How to complete this task: Scan the data below and copy each line where "subtitle" occurs.

Stored data:
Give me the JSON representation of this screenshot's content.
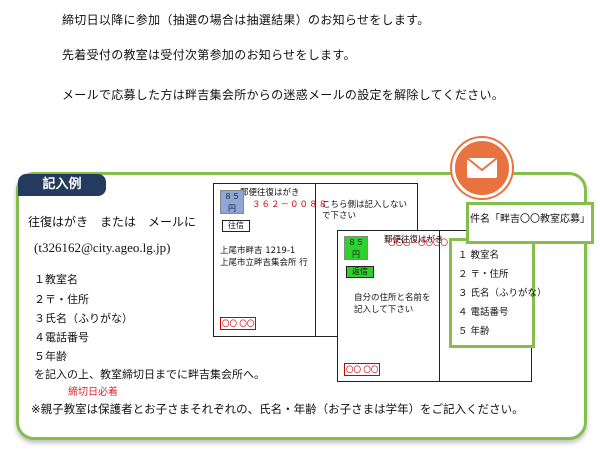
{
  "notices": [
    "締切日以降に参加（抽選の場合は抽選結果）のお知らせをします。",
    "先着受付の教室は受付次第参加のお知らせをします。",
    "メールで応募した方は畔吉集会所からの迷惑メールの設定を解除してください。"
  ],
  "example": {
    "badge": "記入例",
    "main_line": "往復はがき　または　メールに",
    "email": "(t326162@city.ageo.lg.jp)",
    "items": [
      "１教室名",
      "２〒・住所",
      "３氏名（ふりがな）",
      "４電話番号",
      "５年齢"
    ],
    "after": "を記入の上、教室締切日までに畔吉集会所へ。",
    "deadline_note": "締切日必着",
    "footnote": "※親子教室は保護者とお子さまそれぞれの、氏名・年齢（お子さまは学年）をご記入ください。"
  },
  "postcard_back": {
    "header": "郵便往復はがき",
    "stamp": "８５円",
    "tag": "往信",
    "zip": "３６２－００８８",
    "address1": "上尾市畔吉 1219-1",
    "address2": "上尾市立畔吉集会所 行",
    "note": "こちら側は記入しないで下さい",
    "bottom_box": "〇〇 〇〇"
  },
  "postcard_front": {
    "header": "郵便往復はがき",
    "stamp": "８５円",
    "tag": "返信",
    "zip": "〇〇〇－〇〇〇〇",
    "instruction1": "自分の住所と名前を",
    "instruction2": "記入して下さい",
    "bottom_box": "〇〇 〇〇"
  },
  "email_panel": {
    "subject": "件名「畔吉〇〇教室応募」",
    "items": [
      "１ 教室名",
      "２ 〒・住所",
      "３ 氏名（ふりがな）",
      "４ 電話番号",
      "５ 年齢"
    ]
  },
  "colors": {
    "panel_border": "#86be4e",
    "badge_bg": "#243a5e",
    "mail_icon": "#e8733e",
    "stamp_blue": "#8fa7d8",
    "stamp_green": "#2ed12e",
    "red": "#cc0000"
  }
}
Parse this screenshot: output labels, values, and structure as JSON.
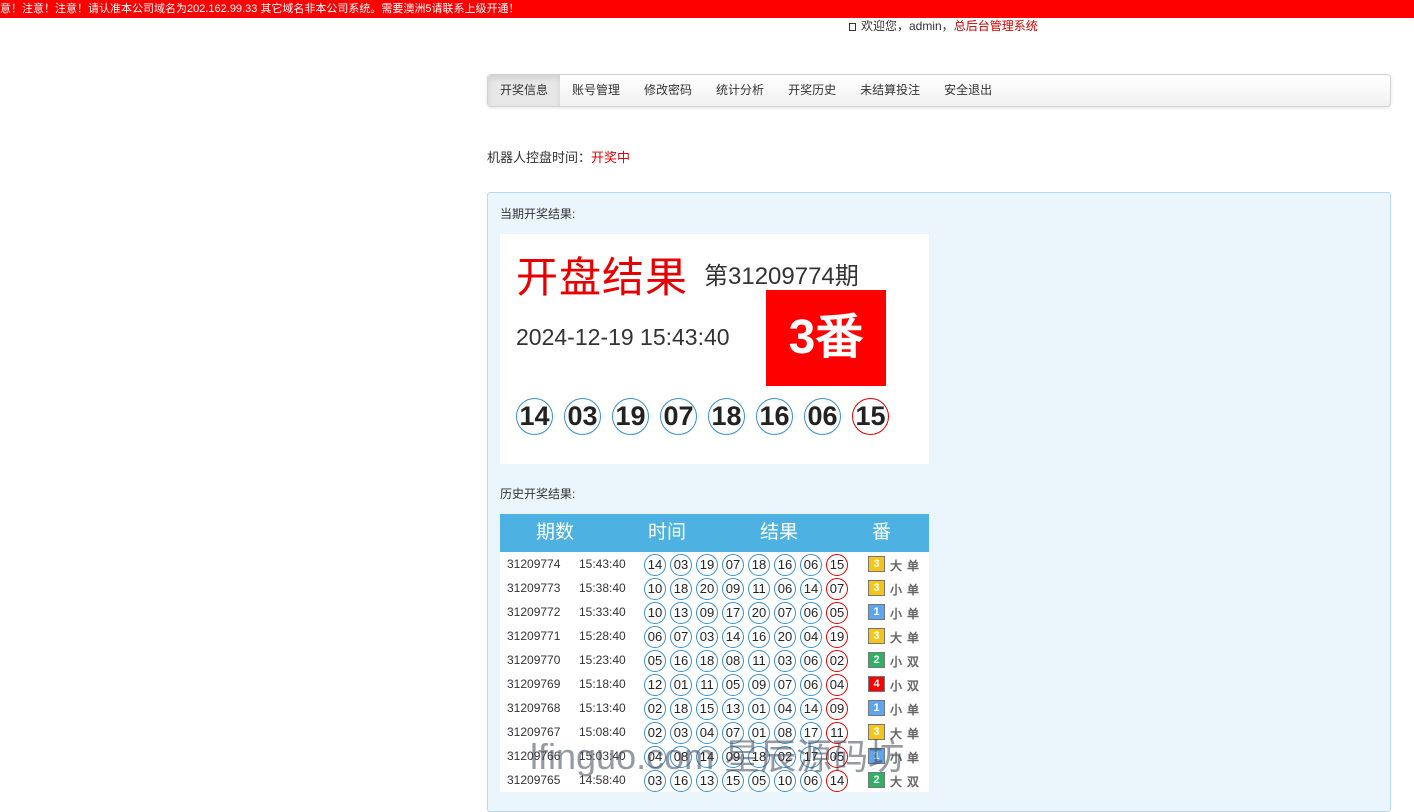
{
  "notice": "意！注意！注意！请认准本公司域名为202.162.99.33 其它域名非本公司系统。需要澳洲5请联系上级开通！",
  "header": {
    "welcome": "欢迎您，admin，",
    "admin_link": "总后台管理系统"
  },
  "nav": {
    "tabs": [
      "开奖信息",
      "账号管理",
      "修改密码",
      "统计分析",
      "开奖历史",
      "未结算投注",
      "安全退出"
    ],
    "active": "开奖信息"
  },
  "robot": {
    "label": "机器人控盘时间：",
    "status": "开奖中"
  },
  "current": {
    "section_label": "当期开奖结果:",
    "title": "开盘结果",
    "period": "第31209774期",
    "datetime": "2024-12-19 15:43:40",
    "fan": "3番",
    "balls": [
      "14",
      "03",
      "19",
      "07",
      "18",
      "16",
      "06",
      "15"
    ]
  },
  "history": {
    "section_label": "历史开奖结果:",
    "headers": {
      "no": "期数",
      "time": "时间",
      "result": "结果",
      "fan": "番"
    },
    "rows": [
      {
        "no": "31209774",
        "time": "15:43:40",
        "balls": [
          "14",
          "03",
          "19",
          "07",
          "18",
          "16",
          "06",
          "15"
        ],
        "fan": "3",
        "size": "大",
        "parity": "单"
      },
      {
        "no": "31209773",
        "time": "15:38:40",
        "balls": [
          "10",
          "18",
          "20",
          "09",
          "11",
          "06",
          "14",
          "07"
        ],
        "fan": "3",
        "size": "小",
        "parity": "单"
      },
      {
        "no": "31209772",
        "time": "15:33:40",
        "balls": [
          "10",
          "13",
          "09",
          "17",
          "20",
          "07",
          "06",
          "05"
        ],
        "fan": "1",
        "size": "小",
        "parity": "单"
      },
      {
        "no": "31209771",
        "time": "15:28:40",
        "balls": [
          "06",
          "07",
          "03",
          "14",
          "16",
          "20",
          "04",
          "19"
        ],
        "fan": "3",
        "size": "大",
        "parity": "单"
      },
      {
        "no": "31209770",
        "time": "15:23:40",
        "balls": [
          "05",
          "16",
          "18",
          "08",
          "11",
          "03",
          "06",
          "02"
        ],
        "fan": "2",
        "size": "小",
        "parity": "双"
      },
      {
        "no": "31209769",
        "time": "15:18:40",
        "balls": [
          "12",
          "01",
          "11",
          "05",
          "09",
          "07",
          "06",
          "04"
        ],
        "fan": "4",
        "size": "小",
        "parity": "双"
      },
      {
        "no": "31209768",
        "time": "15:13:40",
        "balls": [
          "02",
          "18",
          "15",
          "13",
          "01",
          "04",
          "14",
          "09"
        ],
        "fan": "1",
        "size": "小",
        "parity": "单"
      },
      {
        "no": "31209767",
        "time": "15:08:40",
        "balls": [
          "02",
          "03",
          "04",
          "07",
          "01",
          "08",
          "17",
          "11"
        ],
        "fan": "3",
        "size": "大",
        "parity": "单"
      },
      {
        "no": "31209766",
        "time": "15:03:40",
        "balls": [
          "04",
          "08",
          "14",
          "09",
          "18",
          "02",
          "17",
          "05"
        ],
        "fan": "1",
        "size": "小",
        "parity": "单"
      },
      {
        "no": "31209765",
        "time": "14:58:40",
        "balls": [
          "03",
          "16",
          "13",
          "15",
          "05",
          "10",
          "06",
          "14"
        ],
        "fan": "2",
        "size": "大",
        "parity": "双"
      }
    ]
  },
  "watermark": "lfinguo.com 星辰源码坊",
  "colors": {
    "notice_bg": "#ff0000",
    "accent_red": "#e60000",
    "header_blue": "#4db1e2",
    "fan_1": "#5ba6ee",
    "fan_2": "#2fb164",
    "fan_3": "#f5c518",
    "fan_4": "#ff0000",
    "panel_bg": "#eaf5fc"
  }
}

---

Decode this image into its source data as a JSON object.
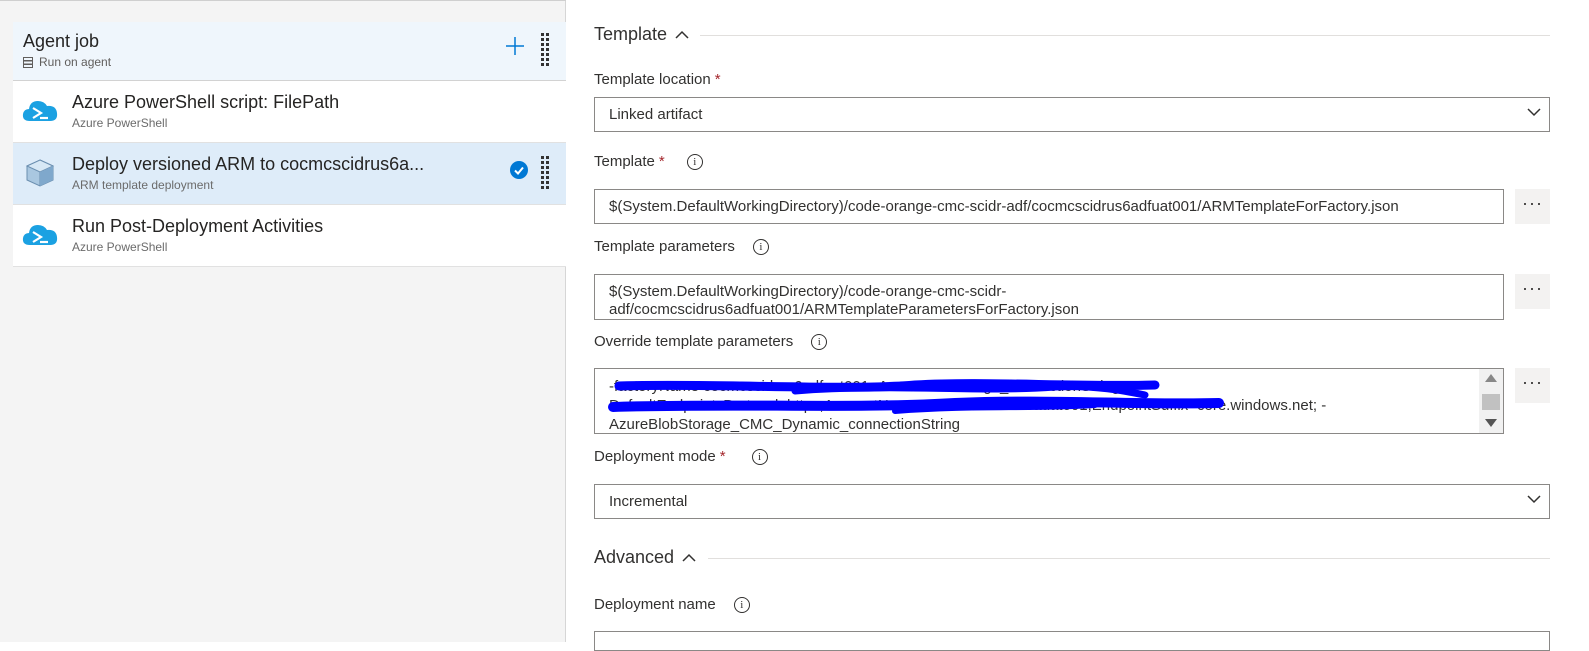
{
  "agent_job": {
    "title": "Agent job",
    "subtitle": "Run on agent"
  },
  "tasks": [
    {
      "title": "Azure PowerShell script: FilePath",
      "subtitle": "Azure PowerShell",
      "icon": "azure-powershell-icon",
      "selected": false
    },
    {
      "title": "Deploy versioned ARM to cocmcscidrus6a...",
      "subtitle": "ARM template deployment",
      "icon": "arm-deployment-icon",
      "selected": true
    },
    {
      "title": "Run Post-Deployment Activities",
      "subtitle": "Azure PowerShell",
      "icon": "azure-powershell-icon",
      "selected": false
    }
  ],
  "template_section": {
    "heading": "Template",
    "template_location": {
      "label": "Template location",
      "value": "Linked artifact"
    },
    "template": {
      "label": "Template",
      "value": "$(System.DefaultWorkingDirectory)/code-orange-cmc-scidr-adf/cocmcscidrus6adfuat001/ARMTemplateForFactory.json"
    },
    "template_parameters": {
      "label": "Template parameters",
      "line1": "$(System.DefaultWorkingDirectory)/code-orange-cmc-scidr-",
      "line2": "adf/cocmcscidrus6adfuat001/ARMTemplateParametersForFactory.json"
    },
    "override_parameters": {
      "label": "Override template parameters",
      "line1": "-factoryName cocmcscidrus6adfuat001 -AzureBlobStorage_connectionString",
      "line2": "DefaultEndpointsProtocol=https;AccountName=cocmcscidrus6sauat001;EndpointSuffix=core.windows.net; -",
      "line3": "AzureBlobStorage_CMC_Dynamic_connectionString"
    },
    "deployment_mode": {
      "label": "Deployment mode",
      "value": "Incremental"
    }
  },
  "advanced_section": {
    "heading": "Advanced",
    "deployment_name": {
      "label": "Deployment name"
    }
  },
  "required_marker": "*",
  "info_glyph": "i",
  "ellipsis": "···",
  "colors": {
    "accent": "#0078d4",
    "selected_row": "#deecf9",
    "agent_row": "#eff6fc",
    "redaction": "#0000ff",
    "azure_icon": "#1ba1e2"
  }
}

Solved problem:
    "subtitle": "Run on agent"
      "subtitle": "Azure PowerShell",
      "subtitle": "ARM template deployment",
      "subtitle": "Azure PowerShell",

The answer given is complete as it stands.